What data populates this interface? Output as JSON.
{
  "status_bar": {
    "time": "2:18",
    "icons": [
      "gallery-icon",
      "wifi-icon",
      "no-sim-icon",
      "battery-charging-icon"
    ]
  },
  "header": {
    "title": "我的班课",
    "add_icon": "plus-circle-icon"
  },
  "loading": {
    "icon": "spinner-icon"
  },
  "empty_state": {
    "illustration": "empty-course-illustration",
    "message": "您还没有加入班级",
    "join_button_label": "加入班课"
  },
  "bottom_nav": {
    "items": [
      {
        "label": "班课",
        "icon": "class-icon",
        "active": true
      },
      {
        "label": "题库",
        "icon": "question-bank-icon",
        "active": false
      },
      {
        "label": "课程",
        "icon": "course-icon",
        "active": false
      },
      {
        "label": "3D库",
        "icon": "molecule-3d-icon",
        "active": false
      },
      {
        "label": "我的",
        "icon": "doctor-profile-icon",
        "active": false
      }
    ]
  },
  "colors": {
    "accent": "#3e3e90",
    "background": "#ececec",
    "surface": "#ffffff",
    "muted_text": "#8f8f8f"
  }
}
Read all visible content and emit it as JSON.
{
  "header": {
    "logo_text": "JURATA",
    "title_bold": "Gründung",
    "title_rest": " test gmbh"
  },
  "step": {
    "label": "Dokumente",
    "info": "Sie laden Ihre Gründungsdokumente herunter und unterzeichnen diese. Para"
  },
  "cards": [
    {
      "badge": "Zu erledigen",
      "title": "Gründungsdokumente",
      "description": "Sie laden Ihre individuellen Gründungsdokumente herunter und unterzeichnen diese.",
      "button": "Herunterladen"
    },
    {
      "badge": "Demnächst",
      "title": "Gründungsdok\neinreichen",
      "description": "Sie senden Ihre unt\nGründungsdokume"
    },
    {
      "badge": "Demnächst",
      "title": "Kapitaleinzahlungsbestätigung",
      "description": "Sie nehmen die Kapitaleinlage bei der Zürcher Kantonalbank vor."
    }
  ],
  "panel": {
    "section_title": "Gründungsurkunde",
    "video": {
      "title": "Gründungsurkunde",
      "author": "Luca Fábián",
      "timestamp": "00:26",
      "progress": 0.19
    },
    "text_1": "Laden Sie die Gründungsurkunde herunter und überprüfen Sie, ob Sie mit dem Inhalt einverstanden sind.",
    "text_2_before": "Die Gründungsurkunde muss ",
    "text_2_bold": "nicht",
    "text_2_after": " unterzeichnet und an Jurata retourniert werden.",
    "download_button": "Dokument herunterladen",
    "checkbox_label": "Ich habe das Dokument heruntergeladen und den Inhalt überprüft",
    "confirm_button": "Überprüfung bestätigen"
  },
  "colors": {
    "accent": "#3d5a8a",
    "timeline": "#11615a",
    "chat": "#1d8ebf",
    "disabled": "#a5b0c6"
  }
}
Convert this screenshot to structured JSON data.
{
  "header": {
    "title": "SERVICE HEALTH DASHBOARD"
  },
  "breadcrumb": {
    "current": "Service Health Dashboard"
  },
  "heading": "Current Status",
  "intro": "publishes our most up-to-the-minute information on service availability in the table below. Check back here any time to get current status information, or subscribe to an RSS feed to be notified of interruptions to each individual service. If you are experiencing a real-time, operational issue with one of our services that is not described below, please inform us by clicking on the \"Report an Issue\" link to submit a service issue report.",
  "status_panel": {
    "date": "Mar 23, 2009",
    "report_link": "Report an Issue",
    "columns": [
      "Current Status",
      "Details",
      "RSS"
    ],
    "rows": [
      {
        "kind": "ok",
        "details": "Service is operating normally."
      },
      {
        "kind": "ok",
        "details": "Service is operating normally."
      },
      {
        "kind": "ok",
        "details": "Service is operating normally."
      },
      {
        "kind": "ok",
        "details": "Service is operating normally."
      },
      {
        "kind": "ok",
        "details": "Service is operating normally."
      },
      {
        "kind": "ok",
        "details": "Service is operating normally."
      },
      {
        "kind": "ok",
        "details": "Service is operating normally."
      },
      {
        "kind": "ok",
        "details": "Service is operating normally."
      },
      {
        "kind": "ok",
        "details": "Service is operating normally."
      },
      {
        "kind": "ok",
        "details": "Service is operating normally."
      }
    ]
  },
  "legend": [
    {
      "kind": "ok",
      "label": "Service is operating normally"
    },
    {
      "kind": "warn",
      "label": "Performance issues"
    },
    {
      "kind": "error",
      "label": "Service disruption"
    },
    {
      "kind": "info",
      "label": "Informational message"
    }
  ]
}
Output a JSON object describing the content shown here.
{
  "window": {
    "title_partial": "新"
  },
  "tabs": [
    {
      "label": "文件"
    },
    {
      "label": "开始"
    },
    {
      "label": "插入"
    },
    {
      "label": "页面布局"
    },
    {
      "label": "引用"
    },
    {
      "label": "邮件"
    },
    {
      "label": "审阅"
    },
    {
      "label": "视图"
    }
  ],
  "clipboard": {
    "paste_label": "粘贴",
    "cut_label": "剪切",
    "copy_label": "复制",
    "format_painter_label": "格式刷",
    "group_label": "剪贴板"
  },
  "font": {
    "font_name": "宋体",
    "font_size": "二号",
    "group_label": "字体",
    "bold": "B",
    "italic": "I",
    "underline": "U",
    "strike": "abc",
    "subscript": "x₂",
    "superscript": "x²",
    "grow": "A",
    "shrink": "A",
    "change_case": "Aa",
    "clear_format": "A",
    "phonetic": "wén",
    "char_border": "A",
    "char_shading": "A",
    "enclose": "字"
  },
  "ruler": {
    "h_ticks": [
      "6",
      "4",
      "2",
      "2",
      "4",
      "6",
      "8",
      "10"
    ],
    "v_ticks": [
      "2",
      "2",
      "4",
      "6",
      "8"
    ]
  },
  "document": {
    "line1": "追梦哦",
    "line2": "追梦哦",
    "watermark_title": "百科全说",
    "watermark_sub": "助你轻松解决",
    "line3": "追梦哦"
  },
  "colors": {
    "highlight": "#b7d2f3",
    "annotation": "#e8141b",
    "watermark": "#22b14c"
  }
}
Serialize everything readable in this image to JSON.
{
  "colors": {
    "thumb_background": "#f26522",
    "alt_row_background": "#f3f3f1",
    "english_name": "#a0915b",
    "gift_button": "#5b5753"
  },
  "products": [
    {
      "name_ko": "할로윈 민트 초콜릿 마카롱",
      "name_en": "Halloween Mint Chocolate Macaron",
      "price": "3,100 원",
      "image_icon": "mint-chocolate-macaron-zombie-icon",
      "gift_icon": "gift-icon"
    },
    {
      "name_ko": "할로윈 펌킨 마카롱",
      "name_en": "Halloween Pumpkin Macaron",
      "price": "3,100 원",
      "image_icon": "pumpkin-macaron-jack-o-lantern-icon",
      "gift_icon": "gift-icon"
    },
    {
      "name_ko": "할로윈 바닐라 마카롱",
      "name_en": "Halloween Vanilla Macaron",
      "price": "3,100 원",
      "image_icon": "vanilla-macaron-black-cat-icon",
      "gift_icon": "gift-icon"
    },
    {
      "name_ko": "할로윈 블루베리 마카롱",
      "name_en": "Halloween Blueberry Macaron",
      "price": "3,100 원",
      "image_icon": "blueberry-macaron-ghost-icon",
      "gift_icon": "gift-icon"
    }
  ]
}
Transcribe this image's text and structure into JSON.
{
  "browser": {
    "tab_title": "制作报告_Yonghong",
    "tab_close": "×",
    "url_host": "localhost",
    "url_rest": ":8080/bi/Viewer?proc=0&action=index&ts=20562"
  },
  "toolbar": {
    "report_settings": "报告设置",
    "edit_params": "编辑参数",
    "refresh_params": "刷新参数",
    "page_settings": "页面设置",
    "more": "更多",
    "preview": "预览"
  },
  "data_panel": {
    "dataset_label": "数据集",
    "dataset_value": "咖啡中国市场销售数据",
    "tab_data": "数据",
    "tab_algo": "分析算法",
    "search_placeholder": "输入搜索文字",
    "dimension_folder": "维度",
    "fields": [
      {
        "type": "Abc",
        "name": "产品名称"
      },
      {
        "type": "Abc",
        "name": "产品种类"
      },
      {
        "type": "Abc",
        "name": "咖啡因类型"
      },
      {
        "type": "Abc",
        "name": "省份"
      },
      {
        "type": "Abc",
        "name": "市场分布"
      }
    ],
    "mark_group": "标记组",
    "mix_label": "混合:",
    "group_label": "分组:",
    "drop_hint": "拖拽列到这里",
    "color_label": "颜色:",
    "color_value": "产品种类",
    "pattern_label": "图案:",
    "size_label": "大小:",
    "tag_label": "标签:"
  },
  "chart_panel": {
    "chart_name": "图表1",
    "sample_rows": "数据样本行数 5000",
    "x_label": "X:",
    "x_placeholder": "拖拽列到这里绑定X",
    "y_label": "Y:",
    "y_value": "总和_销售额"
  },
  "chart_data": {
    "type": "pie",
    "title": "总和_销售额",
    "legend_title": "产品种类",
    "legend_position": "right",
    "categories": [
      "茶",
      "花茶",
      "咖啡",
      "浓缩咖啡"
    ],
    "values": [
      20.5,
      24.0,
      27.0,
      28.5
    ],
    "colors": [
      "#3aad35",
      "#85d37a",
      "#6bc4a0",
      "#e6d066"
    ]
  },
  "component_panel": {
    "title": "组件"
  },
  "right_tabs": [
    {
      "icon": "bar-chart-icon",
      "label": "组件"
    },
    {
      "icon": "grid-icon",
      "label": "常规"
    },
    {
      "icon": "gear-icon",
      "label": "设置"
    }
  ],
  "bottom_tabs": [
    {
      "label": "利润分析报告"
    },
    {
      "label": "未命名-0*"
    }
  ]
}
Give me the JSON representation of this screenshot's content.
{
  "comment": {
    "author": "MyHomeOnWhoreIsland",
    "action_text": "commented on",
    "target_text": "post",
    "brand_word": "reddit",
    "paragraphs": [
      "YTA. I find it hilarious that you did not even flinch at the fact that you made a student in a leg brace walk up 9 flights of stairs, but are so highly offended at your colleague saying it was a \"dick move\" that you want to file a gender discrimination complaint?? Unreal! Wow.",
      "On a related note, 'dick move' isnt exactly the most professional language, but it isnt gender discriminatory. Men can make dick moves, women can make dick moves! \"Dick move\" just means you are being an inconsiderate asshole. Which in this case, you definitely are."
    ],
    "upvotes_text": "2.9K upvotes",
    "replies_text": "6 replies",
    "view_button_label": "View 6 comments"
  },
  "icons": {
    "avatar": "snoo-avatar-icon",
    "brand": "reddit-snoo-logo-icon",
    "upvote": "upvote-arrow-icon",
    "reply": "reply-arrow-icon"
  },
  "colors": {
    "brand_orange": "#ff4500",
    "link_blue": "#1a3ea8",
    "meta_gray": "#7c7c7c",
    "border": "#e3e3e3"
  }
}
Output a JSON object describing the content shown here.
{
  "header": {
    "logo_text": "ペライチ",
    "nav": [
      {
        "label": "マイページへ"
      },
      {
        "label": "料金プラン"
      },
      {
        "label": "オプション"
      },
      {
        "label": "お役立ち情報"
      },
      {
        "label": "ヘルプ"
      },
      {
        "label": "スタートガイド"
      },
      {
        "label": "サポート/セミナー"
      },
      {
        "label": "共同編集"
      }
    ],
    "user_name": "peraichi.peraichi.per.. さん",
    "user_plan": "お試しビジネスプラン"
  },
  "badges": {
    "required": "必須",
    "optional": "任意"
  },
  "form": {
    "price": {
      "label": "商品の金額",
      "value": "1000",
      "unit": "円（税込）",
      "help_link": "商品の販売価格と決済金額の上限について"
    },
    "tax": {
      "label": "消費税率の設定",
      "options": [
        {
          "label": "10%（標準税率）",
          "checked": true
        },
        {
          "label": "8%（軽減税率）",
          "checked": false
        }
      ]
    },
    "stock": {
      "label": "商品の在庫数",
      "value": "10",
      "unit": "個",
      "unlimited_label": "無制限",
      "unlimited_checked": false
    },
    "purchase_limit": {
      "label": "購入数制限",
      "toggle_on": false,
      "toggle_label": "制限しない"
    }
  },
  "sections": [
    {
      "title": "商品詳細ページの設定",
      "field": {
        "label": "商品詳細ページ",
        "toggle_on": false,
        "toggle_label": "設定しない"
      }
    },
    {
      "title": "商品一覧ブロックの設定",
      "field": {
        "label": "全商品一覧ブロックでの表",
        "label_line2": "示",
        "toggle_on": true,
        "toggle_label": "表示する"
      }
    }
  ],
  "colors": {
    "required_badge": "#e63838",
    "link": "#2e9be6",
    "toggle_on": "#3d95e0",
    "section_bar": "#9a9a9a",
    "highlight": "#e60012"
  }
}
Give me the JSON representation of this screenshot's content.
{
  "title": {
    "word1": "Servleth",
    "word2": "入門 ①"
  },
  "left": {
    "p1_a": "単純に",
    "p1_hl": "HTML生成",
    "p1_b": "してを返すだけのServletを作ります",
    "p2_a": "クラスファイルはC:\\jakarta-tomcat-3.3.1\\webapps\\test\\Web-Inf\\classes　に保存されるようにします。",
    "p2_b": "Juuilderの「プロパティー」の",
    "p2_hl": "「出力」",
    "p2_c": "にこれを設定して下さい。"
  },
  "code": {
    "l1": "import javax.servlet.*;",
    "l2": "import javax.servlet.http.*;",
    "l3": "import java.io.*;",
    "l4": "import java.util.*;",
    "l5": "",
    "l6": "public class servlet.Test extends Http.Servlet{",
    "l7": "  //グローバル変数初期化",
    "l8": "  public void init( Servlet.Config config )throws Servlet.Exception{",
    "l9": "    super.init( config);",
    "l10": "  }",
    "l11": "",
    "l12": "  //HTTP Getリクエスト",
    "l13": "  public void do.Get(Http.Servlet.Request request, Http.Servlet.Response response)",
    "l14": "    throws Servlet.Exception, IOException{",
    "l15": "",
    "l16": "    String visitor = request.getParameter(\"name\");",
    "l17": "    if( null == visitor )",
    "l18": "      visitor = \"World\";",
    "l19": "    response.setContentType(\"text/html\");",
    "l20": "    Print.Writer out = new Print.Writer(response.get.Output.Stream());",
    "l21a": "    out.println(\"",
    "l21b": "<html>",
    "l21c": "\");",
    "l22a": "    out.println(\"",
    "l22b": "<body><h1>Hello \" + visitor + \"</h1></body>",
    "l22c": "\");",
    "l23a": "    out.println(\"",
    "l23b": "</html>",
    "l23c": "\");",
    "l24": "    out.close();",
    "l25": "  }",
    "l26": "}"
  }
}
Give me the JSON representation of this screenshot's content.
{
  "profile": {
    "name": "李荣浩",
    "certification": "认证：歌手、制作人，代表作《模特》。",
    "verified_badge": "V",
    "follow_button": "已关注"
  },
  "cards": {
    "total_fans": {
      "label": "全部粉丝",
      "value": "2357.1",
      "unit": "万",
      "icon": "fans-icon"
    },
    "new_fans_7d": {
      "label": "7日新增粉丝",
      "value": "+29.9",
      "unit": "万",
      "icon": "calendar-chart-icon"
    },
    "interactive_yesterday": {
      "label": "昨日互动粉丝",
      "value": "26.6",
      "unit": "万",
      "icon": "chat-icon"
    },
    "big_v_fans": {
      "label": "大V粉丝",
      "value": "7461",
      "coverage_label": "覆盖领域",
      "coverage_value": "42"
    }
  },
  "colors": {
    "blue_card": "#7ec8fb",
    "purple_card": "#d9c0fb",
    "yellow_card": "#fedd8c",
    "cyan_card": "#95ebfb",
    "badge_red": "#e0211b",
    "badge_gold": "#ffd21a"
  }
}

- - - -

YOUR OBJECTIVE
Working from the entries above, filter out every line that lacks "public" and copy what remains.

OUTPUT BELOW
    "l6": "public class servlet.Test extends Http.Servlet{",
    "l8": "  public void init( Servlet.Config config )throws Servlet.Exception{",
    "l13": "  public void do.Get(Http.Servlet.Request request, Http.Servlet.Response response)",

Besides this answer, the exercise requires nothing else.